  • Gerald E. Kron, known for advancing the study of stellar populations and interstellar reddening through measuring the photometry of variable stars, stars of extreme luminosity, and star clusters
  • Stanislaus Vasilevskis, who supervised Lick Observatory's proper-motion study, which involved taking multiple series of thousands of photographs of the northern sky and measuring the movements of more than 300,000 stars in the Milky Way galaxy
  • Nicholas U. Mayall, who while at Lick worked on a 20-year project with astronomers at Mount Wilson and Mount Palomar on the big-bang concept of the beginning of the universe, and also studied Pluto and galaxy movement
  • Sandra Faber, Astronomer and Professor Emerita of Astronomy and Astrophysics at UC Santa Cruz

 

Scrapbook page showing photographs of Russian expedition, 1914

 

 

 

Also available in our holdings are the papers of Elizabeth Ballard Campbell (wife of Lick Observatory director William Wallace Campbell) and family, which include Mrs. Campbell's diary entries of many of the Lick expeditions to study solar eclipses around the world. Photographs are also included of the expeditions to India (1898), Spain (1905), Flint Island (1908), Russia (1914), Washington (1918), and Australia (1922).

 

 

 

 

Image (top): Ensenada Eclipse Expedition, September 1923: observers at eclipse camp, led by W. H. Wright. Seated, left to right: Ambrose Swasey, Mrs. Elizabeth Campbell, W.W. Campbell, Mrs. Edna Leib Wright, W.H. Wright, Joseph H. Moore. Standing: Joseph Pearce, Hamilton Jeffers, Z.A. Merfield, Robert Trumpler, Grace Leib (later Grace Hubble), Willem Luyten, William F. Meyer, Allen H. Babcock, E. Percival Lewis. Lick Observatory Records. Special Collections and Archives, University Library, University of California, Santa Cruz.

Image (bottom): Page from Elizabeth Ballard Campbell's photograph scrapbook of Russian eclipse expedition, circa 1914. Elizabeth Ballard Campbell family papers. Special Collections and Archives, University Library, University of California, Santa Cruz.

History of Lick Observatory

Several publications made by and about Lick Observatory are cataloged separately in our holdings in Special Collections, and are available to request through Cruzcat.

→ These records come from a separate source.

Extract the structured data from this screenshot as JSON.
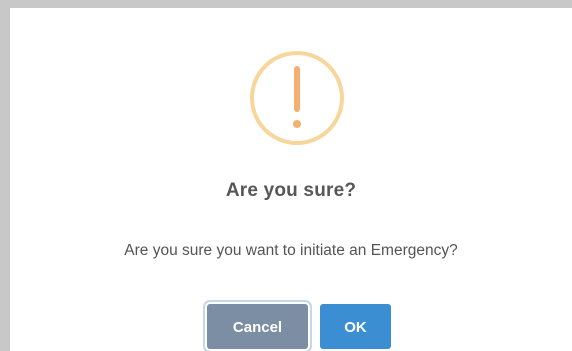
{
  "dialog": {
    "title": "Are you sure?",
    "message": "Are you sure you want to initiate an Emergency?",
    "icon": "warning-exclamation-icon",
    "icon_color": "#f8c486",
    "buttons": {
      "cancel_label": "Cancel",
      "ok_label": "OK"
    },
    "colors": {
      "cancel_button": "#7c8ea4",
      "ok_button": "#3c8ed3"
    }
  }
}
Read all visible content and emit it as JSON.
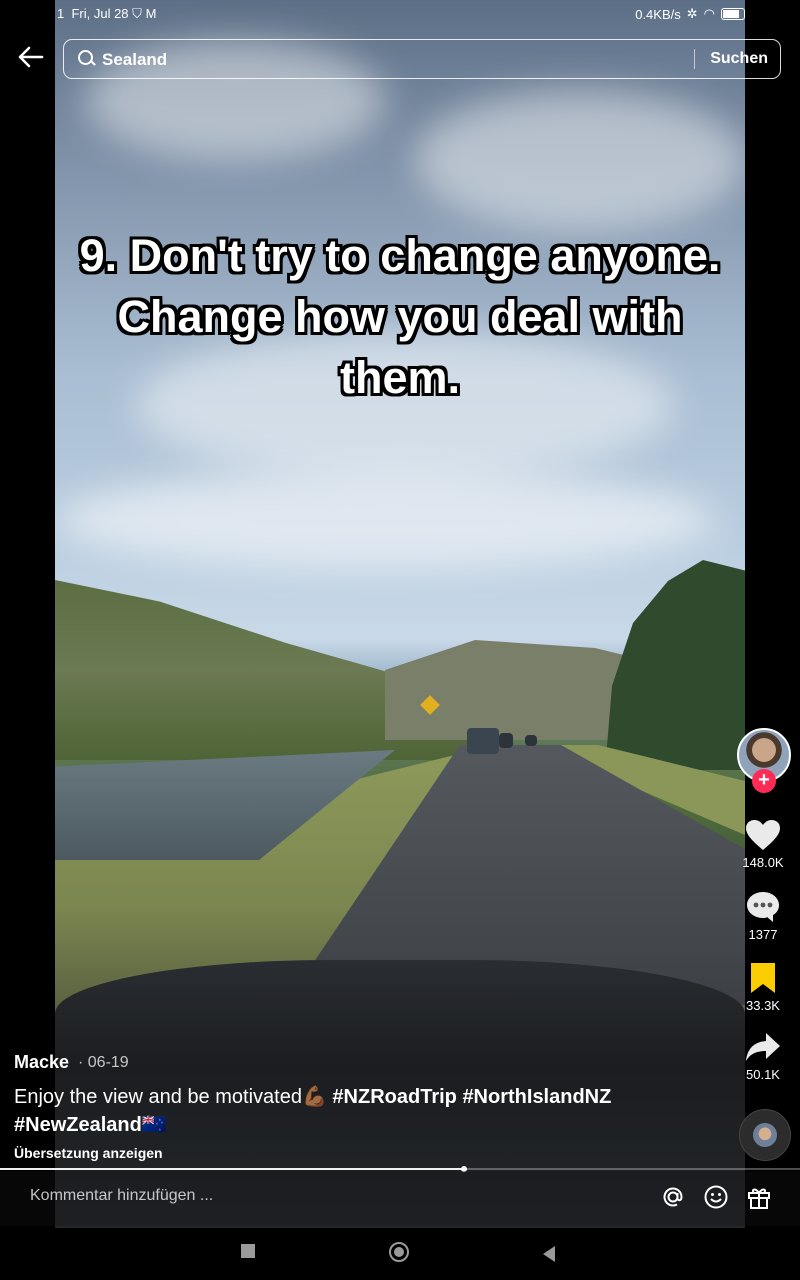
{
  "status_bar": {
    "time": "1",
    "date": "Fri, Jul 28",
    "speed": "0.4KB/s"
  },
  "search": {
    "query": "Sealand",
    "button": "Suchen"
  },
  "video": {
    "overlay_text": "9. Don't try to change anyone. Change how you deal with them."
  },
  "rail": {
    "likes": "148.0K",
    "comments": "1377",
    "saves": "33.3K",
    "shares": "50.1K",
    "follow_symbol": "+"
  },
  "caption": {
    "author": "Macke",
    "date": "· 06-19",
    "text": "Enjoy the view and be motivated💪🏾 ",
    "tags": [
      "#NZRoadTrip",
      "#NorthIslandNZ",
      "#NewZealand🇳🇿"
    ],
    "translate": "Übersetzung anzeigen"
  },
  "progress": {
    "fraction": 0.58
  },
  "comment_bar": {
    "placeholder": "Kommentar hinzufügen ..."
  },
  "icons": [
    "back-arrow-icon",
    "search-icon",
    "heart-icon",
    "comment-icon",
    "bookmark-icon",
    "share-icon",
    "at-icon",
    "emoji-icon",
    "gift-icon"
  ],
  "colors": {
    "accent": "#fe2c55",
    "bookmark": "#facd00"
  }
}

Here is a selection of notable materials:

 

For more information on the history of Lick Observatory, consult the Lick History series of the Lick Observatory Records collection.

Lick Observatory Library holdings

Special Collections holdings on the history of astronomy, including many pre-1850 editions, originated from the collection of the Lick Observatory Library on Mount Hamilton. Its Horoscope of Hanns Hannibal Hütter von Hütterhofen written by Johannes Kepler in the late 1500s is one unique example.

Other selections include: 

 

To view a selected list of published materials from the Lick Observatory Library now available in UCSC Special Collections, click this link.

 

 

Image: Lick Observatory, Main Building: interior view of the south end of the library. Lick Observatory Records, Special Collections and Archives, University Library, University of California, Santa Cruz.